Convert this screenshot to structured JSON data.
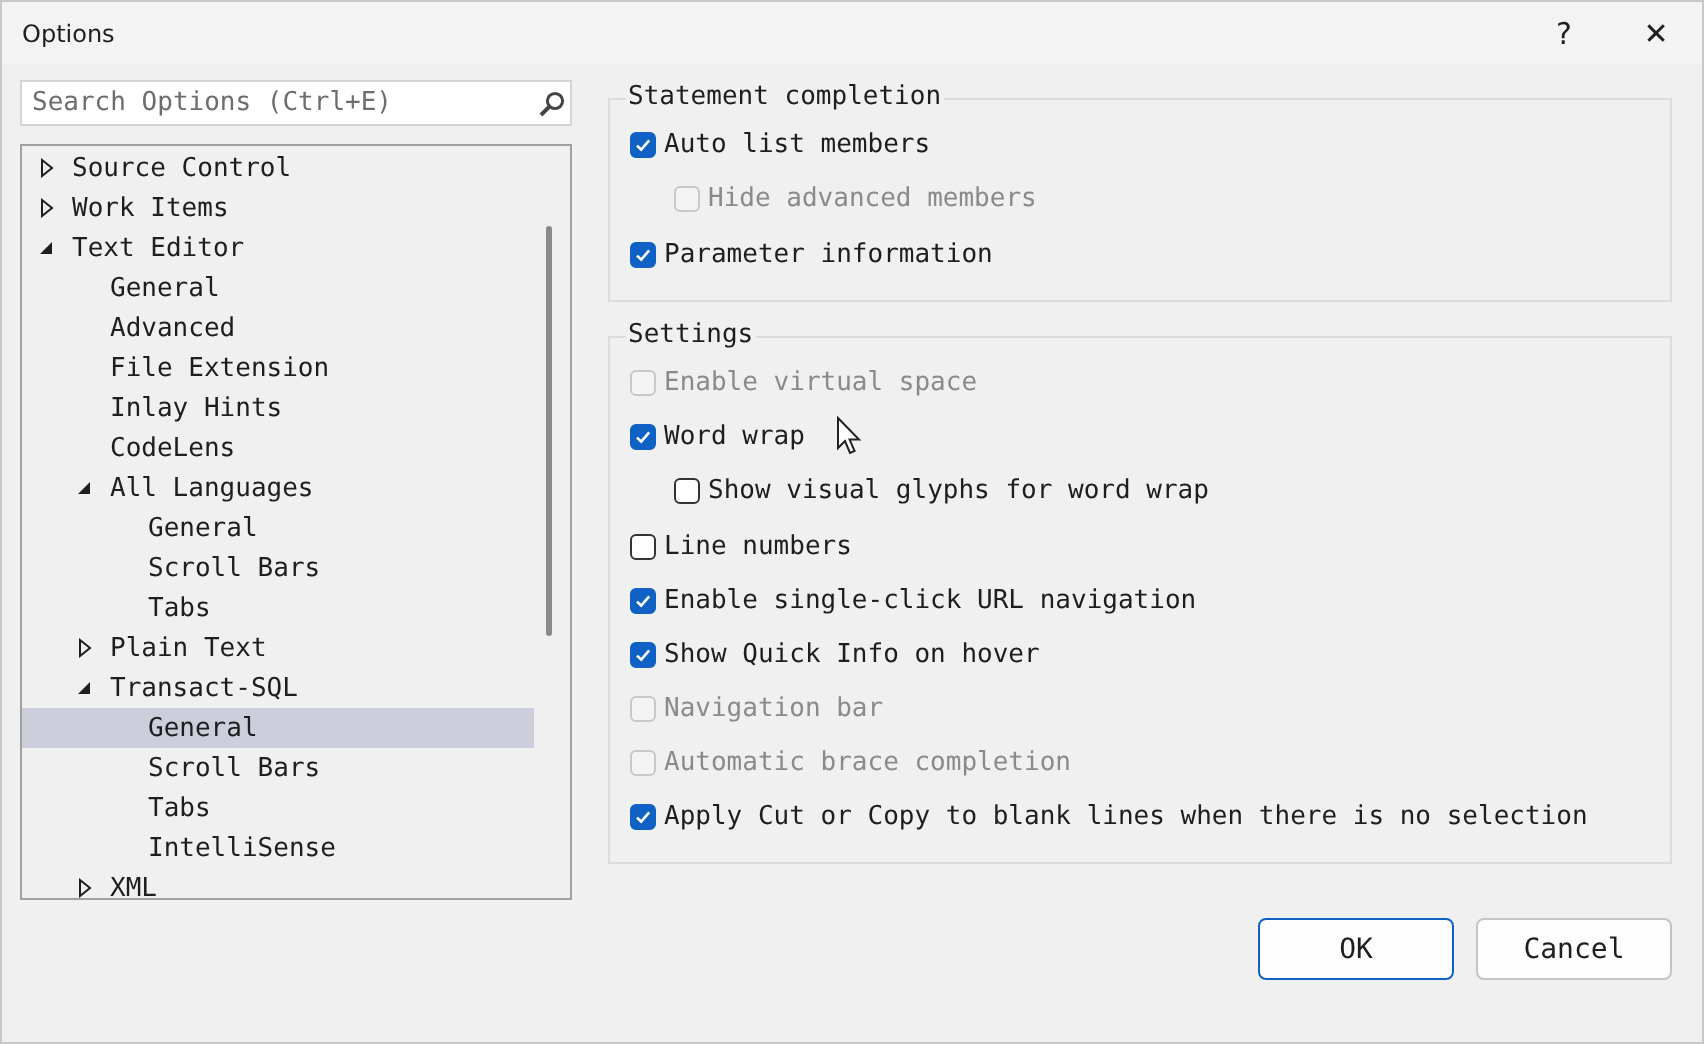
{
  "window": {
    "title": "Options",
    "help": "?",
    "close": "✕"
  },
  "search": {
    "placeholder": "Search Options (Ctrl+E)"
  },
  "tree": [
    {
      "label": "Source Control",
      "expanded": false,
      "selected": false
    },
    {
      "label": "Work Items",
      "expanded": false,
      "selected": false
    },
    {
      "label": "Text Editor",
      "expanded": true,
      "selected": false,
      "children": [
        {
          "label": "General",
          "selected": false
        },
        {
          "label": "Advanced",
          "selected": false
        },
        {
          "label": "File Extension",
          "selected": false
        },
        {
          "label": "Inlay Hints",
          "selected": false
        },
        {
          "label": "CodeLens",
          "selected": false
        },
        {
          "label": "All Languages",
          "expanded": true,
          "selected": false,
          "children": [
            {
              "label": "General",
              "selected": false
            },
            {
              "label": "Scroll Bars",
              "selected": false
            },
            {
              "label": "Tabs",
              "selected": false
            }
          ]
        },
        {
          "label": "Plain Text",
          "expanded": false,
          "selected": false
        },
        {
          "label": "Transact-SQL",
          "expanded": true,
          "selected": false,
          "children": [
            {
              "label": "General",
              "selected": true
            },
            {
              "label": "Scroll Bars",
              "selected": false
            },
            {
              "label": "Tabs",
              "selected": false
            },
            {
              "label": "IntelliSense",
              "selected": false
            }
          ]
        },
        {
          "label": "XML",
          "expanded": false,
          "selected": false
        }
      ]
    }
  ],
  "groups": [
    {
      "title": "Statement completion",
      "options": [
        {
          "label": "Auto list members",
          "checked": true,
          "disabled": false,
          "children": [
            {
              "label": "Hide advanced members",
              "checked": false,
              "disabled": true
            }
          ]
        },
        {
          "label": "Parameter information",
          "checked": true,
          "disabled": false
        }
      ]
    },
    {
      "title": "Settings",
      "options": [
        {
          "label": "Enable virtual space",
          "checked": false,
          "disabled": true
        },
        {
          "label": "Word wrap",
          "checked": true,
          "disabled": false,
          "children": [
            {
              "label": "Show visual glyphs for word wrap",
              "checked": false,
              "disabled": false
            }
          ]
        },
        {
          "label": "Line numbers",
          "checked": false,
          "disabled": false
        },
        {
          "label": "Enable single-click URL navigation",
          "checked": true,
          "disabled": false
        },
        {
          "label": "Show Quick Info on hover",
          "checked": true,
          "disabled": false
        },
        {
          "label": "Navigation bar",
          "checked": false,
          "disabled": true
        },
        {
          "label": "Automatic brace completion",
          "checked": false,
          "disabled": true
        },
        {
          "label": "Apply Cut or Copy to blank lines when there is no selection",
          "checked": true,
          "disabled": false
        }
      ]
    }
  ],
  "buttons": [
    {
      "label": "OK",
      "default": true
    },
    {
      "label": "Cancel",
      "default": false
    }
  ]
}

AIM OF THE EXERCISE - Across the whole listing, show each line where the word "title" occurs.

EXERCISE ANSWER -
    "title": "Options",
      "title": "Statement completion",
      "title": "Settings",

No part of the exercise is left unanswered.